## Instructions for the task
From the first line to the last, write out the records exactly, leaving out images.

## Provided data

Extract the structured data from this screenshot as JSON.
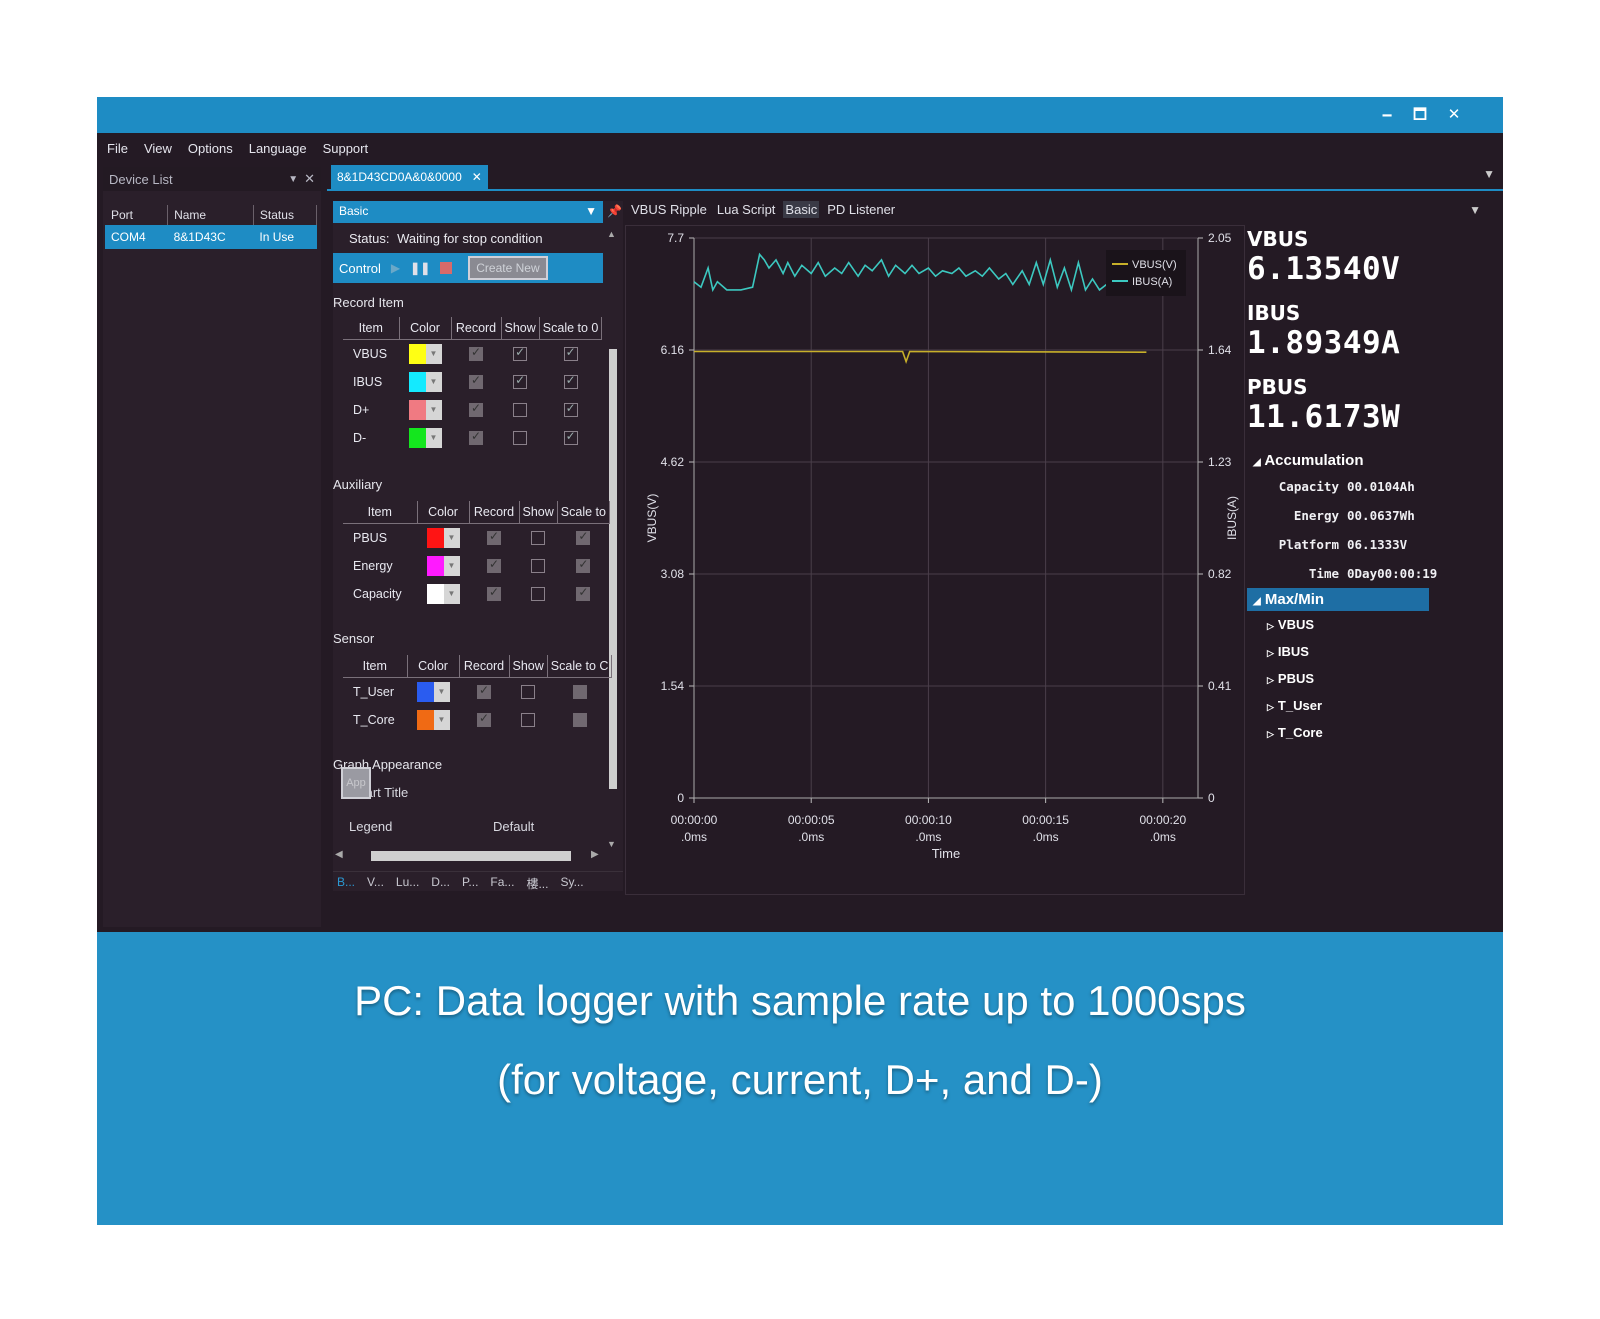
{
  "window": {
    "controls": [
      "🗕",
      "🗖",
      "✕"
    ]
  },
  "menu": [
    "File",
    "View",
    "Options",
    "Language",
    "Support"
  ],
  "device_list": {
    "title": "Device List",
    "columns": [
      "Port",
      "Name",
      "Status"
    ],
    "rows": [
      [
        "COM4",
        "8&1D43C",
        "In Use"
      ]
    ]
  },
  "doc_tab": {
    "label": "8&1D43CD0A&0&0000"
  },
  "config": {
    "select_value": "Basic",
    "status_label": "Status:",
    "status_value": "Waiting for stop condition",
    "control_label": "Control",
    "create_new": "Create New",
    "record_item": {
      "title": "Record Item",
      "columns": [
        "Item",
        "Color",
        "Record",
        "Show",
        "Scale to 0"
      ],
      "rows": [
        {
          "item": "VBUS",
          "color": "#ffff14",
          "record": true,
          "show": true,
          "scale": true
        },
        {
          "item": "IBUS",
          "color": "#14eaff",
          "record": true,
          "show": true,
          "scale": true
        },
        {
          "item": "D+",
          "color": "#f07a82",
          "record": true,
          "show": false,
          "scale": true
        },
        {
          "item": "D-",
          "color": "#14e61e",
          "record": true,
          "show": false,
          "scale": true
        }
      ]
    },
    "auxiliary": {
      "title": "Auxiliary",
      "columns": [
        "Item",
        "Color",
        "Record",
        "Show",
        "Scale to"
      ],
      "rows": [
        {
          "item": "PBUS",
          "color": "#ff1414",
          "record": true,
          "show": false,
          "scale": true
        },
        {
          "item": "Energy",
          "color": "#ff1aff",
          "record": true,
          "show": false,
          "scale": true
        },
        {
          "item": "Capacity",
          "color": "#ffffff",
          "record": true,
          "show": false,
          "scale": true
        }
      ]
    },
    "sensor": {
      "title": "Sensor",
      "columns": [
        "Item",
        "Color",
        "Record",
        "Show",
        "Scale to C"
      ],
      "rows": [
        {
          "item": "T_User",
          "color": "#2a5cf0",
          "record": true,
          "show": false,
          "scale": false
        },
        {
          "item": "T_Core",
          "color": "#f06a14",
          "record": true,
          "show": false,
          "scale": false
        }
      ]
    },
    "graph_appearance": {
      "title": "Graph Appearance",
      "chart_title_label": "Chart Title",
      "legend_label": "Legend",
      "legend_value": "Default",
      "apply": "App"
    },
    "bottom_tabs": [
      "B...",
      "V...",
      "Lu...",
      "D...",
      "P...",
      "Fa...",
      "樓...",
      "Sy..."
    ]
  },
  "chart_tabs": [
    {
      "label": "VBUS Ripple",
      "active": false
    },
    {
      "label": "Lua Script",
      "active": false
    },
    {
      "label": "Basic",
      "active": true
    },
    {
      "label": "PD Listener",
      "active": false
    }
  ],
  "chart_data": {
    "type": "line",
    "xlabel": "Time",
    "ylabel": "VBUS(V)",
    "y2label": "IBUS(A)",
    "x_ticks": [
      {
        "value": 0,
        "line1": "00:00:00",
        "line2": ".0ms"
      },
      {
        "value": 5,
        "line1": "00:00:05",
        "line2": ".0ms"
      },
      {
        "value": 10,
        "line1": "00:00:10",
        "line2": ".0ms"
      },
      {
        "value": 15,
        "line1": "00:00:15",
        "line2": ".0ms"
      },
      {
        "value": 20,
        "line1": "00:00:20",
        "line2": ".0ms"
      }
    ],
    "xlim": [
      0,
      21.5
    ],
    "y_ticks": [
      "0",
      "1.54",
      "3.08",
      "4.62",
      "6.16",
      "7.7"
    ],
    "ylim": [
      0,
      7.7
    ],
    "y2_ticks": [
      "0",
      "0.41",
      "0.82",
      "1.23",
      "1.64",
      "2.05"
    ],
    "y2lim": [
      0,
      2.05
    ],
    "legend": [
      "VBUS(V)",
      "IBUS(A)"
    ],
    "legend_position": "top-right",
    "grid": true,
    "series": [
      {
        "name": "VBUS(V)",
        "color": "#c8b02a",
        "axis": "left",
        "x": [
          0,
          8.9,
          9.05,
          9.2,
          19.3
        ],
        "y": [
          6.14,
          6.14,
          6.0,
          6.14,
          6.13
        ]
      },
      {
        "name": "IBUS(A)",
        "color": "#3cc8c0",
        "axis": "right",
        "x": [
          0,
          0.3,
          0.6,
          0.8,
          1.0,
          1.4,
          2.0,
          2.5,
          2.8,
          3.0,
          3.2,
          3.5,
          3.8,
          4.0,
          4.3,
          4.6,
          5.0,
          5.3,
          5.6,
          6.0,
          6.3,
          6.6,
          7.0,
          7.3,
          7.6,
          8.0,
          8.3,
          8.6,
          9.0,
          9.3,
          9.6,
          10.0,
          10.3,
          10.6,
          11.0,
          11.3,
          11.6,
          12.0,
          12.3,
          12.6,
          13.0,
          13.3,
          13.6,
          14.0,
          14.3,
          14.6,
          14.9,
          15.2,
          15.5,
          15.8,
          16.1,
          16.4,
          16.7,
          17.0,
          17.3,
          17.6,
          18.0,
          18.5,
          19.0,
          19.3
        ],
        "y": [
          1.89,
          1.87,
          1.94,
          1.86,
          1.89,
          1.86,
          1.86,
          1.87,
          1.99,
          1.97,
          1.94,
          1.97,
          1.92,
          1.96,
          1.91,
          1.95,
          1.92,
          1.96,
          1.91,
          1.94,
          1.92,
          1.96,
          1.91,
          1.95,
          1.93,
          1.97,
          1.91,
          1.95,
          1.92,
          1.95,
          1.92,
          1.94,
          1.91,
          1.93,
          1.92,
          1.94,
          1.91,
          1.93,
          1.91,
          1.94,
          1.9,
          1.92,
          1.88,
          1.93,
          1.88,
          1.96,
          1.88,
          1.97,
          1.87,
          1.94,
          1.86,
          1.96,
          1.86,
          1.9,
          1.86,
          1.88,
          1.87,
          1.89,
          1.88,
          1.89
        ]
      }
    ]
  },
  "readout": {
    "vbus_label": "VBUS",
    "vbus_value": "6.13540V",
    "ibus_label": "IBUS",
    "ibus_value": "1.89349A",
    "pbus_label": "PBUS",
    "pbus_value": "11.6173W",
    "accumulation_label": "Accumulation",
    "accumulation": [
      {
        "key": "Capacity",
        "value": "00.0104Ah"
      },
      {
        "key": "Energy",
        "value": "00.0637Wh"
      },
      {
        "key": "Platform",
        "value": "06.1333V"
      },
      {
        "key": "Time",
        "value": "0Day00:00:19"
      }
    ],
    "maxmin_label": "Max/Min",
    "maxmin_items": [
      "VBUS",
      "IBUS",
      "PBUS",
      "T_User",
      "T_Core"
    ]
  },
  "caption": {
    "line1": "PC: Data logger with sample rate up to 1000sps",
    "line2": "(for voltage, current, D+, and D-)"
  }
}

## Answer to the exercise
Extract the structured data from this screenshot as JSON.
{
  "window": {
    "controls": [
      "🗕",
      "🗖",
      "✕"
    ]
  },
  "menu": [
    "File",
    "View",
    "Options",
    "Language",
    "Support"
  ],
  "device_list": {
    "title": "Device List",
    "columns": [
      "Port",
      "Name",
      "Status"
    ],
    "rows": [
      [
        "COM4",
        "8&1D43C",
        "In Use"
      ]
    ]
  },
  "doc_tab": {
    "label": "8&1D43CD0A&0&0000"
  },
  "config": {
    "select_value": "Basic",
    "status_label": "Status:",
    "status_value": "Waiting for stop condition",
    "control_label": "Control",
    "create_new": "Create New",
    "record_item": {
      "title": "Record Item",
      "columns": [
        "Item",
        "Color",
        "Record",
        "Show",
        "Scale to 0"
      ],
      "rows": [
        {
          "item": "VBUS",
          "color": "#ffff14",
          "record": true,
          "show": true,
          "scale": true
        },
        {
          "item": "IBUS",
          "color": "#14eaff",
          "record": true,
          "show": true,
          "scale": true
        },
        {
          "item": "D+",
          "color": "#f07a82",
          "record": true,
          "show": false,
          "scale": true
        },
        {
          "item": "D-",
          "color": "#14e61e",
          "record": true,
          "show": false,
          "scale": true
        }
      ]
    },
    "auxiliary": {
      "title": "Auxiliary",
      "columns": [
        "Item",
        "Color",
        "Record",
        "Show",
        "Scale to"
      ],
      "rows": [
        {
          "item": "PBUS",
          "color": "#ff1414",
          "record": true,
          "show": false,
          "scale": true
        },
        {
          "item": "Energy",
          "color": "#ff1aff",
          "record": true,
          "show": false,
          "scale": true
        },
        {
          "item": "Capacity",
          "color": "#ffffff",
          "record": true,
          "show": false,
          "scale": true
        }
      ]
    },
    "sensor": {
      "title": "Sensor",
      "columns": [
        "Item",
        "Color",
        "Record",
        "Show",
        "Scale to C"
      ],
      "rows": [
        {
          "item": "T_User",
          "color": "#2a5cf0",
          "record": true,
          "show": false,
          "scale": false
        },
        {
          "item": "T_Core",
          "color": "#f06a14",
          "record": true,
          "show": false,
          "scale": false
        }
      ]
    },
    "graph_appearance": {
      "title": "Graph Appearance",
      "chart_title_label": "Chart Title",
      "legend_label": "Legend",
      "legend_value": "Default",
      "apply": "App"
    },
    "bottom_tabs": [
      "B...",
      "V...",
      "Lu...",
      "D...",
      "P...",
      "Fa...",
      "樓...",
      "Sy..."
    ]
  },
  "chart_tabs": [
    {
      "label": "VBUS Ripple",
      "active": false
    },
    {
      "label": "Lua Script",
      "active": false
    },
    {
      "label": "Basic",
      "active": true
    },
    {
      "label": "PD Listener",
      "active": false
    }
  ],
  "chart_data": {
    "type": "line",
    "xlabel": "Time",
    "ylabel": "VBUS(V)",
    "y2label": "IBUS(A)",
    "x_ticks": [
      {
        "value": 0,
        "line1": "00:00:00",
        "line2": ".0ms"
      },
      {
        "value": 5,
        "line1": "00:00:05",
        "line2": ".0ms"
      },
      {
        "value": 10,
        "line1": "00:00:10",
        "line2": ".0ms"
      },
      {
        "value": 15,
        "line1": "00:00:15",
        "line2": ".0ms"
      },
      {
        "value": 20,
        "line1": "00:00:20",
        "line2": ".0ms"
      }
    ],
    "xlim": [
      0,
      21.5
    ],
    "y_ticks": [
      "0",
      "1.54",
      "3.08",
      "4.62",
      "6.16",
      "7.7"
    ],
    "ylim": [
      0,
      7.7
    ],
    "y2_ticks": [
      "0",
      "0.41",
      "0.82",
      "1.23",
      "1.64",
      "2.05"
    ],
    "y2lim": [
      0,
      2.05
    ],
    "legend": [
      "VBUS(V)",
      "IBUS(A)"
    ],
    "legend_position": "top-right",
    "grid": true,
    "series": [
      {
        "name": "VBUS(V)",
        "color": "#c8b02a",
        "axis": "left",
        "x": [
          0,
          8.9,
          9.05,
          9.2,
          19.3
        ],
        "y": [
          6.14,
          6.14,
          6.0,
          6.14,
          6.13
        ]
      },
      {
        "name": "IBUS(A)",
        "color": "#3cc8c0",
        "axis": "right",
        "x": [
          0,
          0.3,
          0.6,
          0.8,
          1.0,
          1.4,
          2.0,
          2.5,
          2.8,
          3.0,
          3.2,
          3.5,
          3.8,
          4.0,
          4.3,
          4.6,
          5.0,
          5.3,
          5.6,
          6.0,
          6.3,
          6.6,
          7.0,
          7.3,
          7.6,
          8.0,
          8.3,
          8.6,
          9.0,
          9.3,
          9.6,
          10.0,
          10.3,
          10.6,
          11.0,
          11.3,
          11.6,
          12.0,
          12.3,
          12.6,
          13.0,
          13.3,
          13.6,
          14.0,
          14.3,
          14.6,
          14.9,
          15.2,
          15.5,
          15.8,
          16.1,
          16.4,
          16.7,
          17.0,
          17.3,
          17.6,
          18.0,
          18.5,
          19.0,
          19.3
        ],
        "y": [
          1.89,
          1.87,
          1.94,
          1.86,
          1.89,
          1.86,
          1.86,
          1.87,
          1.99,
          1.97,
          1.94,
          1.97,
          1.92,
          1.96,
          1.91,
          1.95,
          1.92,
          1.96,
          1.91,
          1.94,
          1.92,
          1.96,
          1.91,
          1.95,
          1.93,
          1.97,
          1.91,
          1.95,
          1.92,
          1.95,
          1.92,
          1.94,
          1.91,
          1.93,
          1.92,
          1.94,
          1.91,
          1.93,
          1.91,
          1.94,
          1.9,
          1.92,
          1.88,
          1.93,
          1.88,
          1.96,
          1.88,
          1.97,
          1.87,
          1.94,
          1.86,
          1.96,
          1.86,
          1.9,
          1.86,
          1.88,
          1.87,
          1.89,
          1.88,
          1.89
        ]
      }
    ]
  },
  "readout": {
    "vbus_label": "VBUS",
    "vbus_value": "6.13540V",
    "ibus_label": "IBUS",
    "ibus_value": "1.89349A",
    "pbus_label": "PBUS",
    "pbus_value": "11.6173W",
    "accumulation_label": "Accumulation",
    "accumulation": [
      {
        "key": "Capacity",
        "value": "00.0104Ah"
      },
      {
        "key": "Energy",
        "value": "00.0637Wh"
      },
      {
        "key": "Platform",
        "value": "06.1333V"
      },
      {
        "key": "Time",
        "value": "0Day00:00:19"
      }
    ],
    "maxmin_label": "Max/Min",
    "maxmin_items": [
      "VBUS",
      "IBUS",
      "PBUS",
      "T_User",
      "T_Core"
    ]
  },
  "caption": {
    "line1": "PC: Data logger with sample rate up to 1000sps",
    "line2": "(for voltage, current, D+, and D-)"
  }
}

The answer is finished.